Portland’s Glass Candy, who formerly trafficked in jagged noise rock, opens the disc with “Rolling Down the Hills,” a track that sets the collection’s dark-yet-buoyant tone. It pulses with disco elements–horns accenting a deliberate thump–while singer Ida No’s ice-cold vocals drift above the mix. Later in the set, Glass Candy contributes three more songs (all covers), and they sound equally accomplished. Their version of Kraftwerk’s crucial “Computer Love” swaps the original’s chilly robotics for warm, dancing synths and, on a remake of Bell Epoque’s “Miss Broadway,” Ida No reverently evokes Debbie Harry amid guitarist Johnny Jewel’s crisp, elegant production.
Chromatics, who employ a similar aesthetic but with a more somber approach, provide two more of After Dark’s highlights with “Hands in the Dark” and “In the City,” the latter a haunting number with a twinkling keyboard, staccato guitar, and swooshing synths accompanying frontwoman’s Ruth Radelet’s bleak portrait of after-hours city life.

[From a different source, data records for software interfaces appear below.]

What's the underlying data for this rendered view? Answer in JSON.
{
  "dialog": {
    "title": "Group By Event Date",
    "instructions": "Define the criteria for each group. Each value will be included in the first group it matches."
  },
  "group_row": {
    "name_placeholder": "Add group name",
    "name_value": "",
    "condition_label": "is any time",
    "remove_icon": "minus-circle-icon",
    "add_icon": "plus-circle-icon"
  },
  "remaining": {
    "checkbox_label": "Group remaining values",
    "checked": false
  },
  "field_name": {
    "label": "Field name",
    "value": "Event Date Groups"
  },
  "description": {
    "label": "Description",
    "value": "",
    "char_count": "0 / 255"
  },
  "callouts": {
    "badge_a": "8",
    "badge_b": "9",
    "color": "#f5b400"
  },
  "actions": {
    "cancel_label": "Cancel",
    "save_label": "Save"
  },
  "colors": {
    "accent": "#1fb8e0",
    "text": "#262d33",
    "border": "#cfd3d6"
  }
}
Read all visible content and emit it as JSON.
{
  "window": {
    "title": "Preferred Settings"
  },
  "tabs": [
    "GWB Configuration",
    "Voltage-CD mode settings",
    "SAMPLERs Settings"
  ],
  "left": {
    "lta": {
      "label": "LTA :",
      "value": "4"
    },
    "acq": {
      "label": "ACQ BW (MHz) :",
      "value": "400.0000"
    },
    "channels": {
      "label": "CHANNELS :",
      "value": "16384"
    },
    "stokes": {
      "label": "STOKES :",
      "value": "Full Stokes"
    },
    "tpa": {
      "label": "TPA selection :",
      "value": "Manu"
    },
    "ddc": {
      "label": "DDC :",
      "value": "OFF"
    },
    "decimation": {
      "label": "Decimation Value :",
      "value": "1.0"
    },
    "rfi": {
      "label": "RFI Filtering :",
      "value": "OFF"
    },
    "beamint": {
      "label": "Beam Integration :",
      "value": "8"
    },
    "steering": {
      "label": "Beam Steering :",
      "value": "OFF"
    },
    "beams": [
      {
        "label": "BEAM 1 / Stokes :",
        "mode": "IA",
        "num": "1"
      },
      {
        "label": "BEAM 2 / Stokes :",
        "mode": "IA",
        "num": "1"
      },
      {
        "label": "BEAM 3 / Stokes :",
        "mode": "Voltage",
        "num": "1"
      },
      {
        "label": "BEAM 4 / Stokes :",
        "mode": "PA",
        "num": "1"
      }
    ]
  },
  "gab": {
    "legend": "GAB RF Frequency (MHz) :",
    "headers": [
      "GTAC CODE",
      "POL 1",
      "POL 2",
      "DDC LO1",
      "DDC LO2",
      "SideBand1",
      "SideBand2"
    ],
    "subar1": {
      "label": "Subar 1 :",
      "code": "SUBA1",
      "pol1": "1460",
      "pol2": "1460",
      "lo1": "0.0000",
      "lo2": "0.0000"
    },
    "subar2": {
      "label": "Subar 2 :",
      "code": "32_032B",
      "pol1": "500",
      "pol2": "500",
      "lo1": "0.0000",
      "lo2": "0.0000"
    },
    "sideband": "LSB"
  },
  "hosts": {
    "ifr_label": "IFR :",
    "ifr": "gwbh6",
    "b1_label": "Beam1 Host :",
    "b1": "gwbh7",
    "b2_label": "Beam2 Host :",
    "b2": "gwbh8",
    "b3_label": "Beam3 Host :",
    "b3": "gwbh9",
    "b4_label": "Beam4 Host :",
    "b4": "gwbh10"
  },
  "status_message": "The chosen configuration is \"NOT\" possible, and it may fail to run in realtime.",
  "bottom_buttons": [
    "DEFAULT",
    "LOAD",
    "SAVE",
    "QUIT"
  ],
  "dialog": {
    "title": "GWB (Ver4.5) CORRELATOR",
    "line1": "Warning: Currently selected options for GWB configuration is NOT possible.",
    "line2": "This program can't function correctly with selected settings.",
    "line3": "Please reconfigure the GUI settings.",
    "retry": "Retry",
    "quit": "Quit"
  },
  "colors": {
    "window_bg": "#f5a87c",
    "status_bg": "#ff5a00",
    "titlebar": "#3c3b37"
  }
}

Their final offering, “Killing Spree,” is one of the few missteps here–as a brief instrumental demo it’s by no means unpleasant but only serves as filler.
The other members of Italians’ small roster–Indeep, Mirage, Professor Genius, and Farah–round out After Dark’s remaining tracks and almost all excel. The only track to actually dislike is Farah’s stream-of-consciousness dirge “Law of Life,” a song whose poor lyrics and vocal delivery spoil its winning instrumentation. Indeep’s excellent reworking of “Last Night a DJ Saved My Life” offers the album’s bounciest cut, and Mirage uses a vocoder (thankfully, the only artist to do so here) to imbue tracks such as “Lady Operator” and the stellar “Lake of Dreams” with a druggy, pulsating persistence.
On these 14 neatly packaged and well-sequenced tracks, After Dark succeeds on several levels: it aims for a nighttime mood, nails it, and re-introduces Italo–a genre some thought better left alone–as something new, unique, even sexy, for a new millennium. And, like Eno’s No New York, the record presents (if not invents) a subgenre that most folks didn’t know existed and would be remiss to not investigate.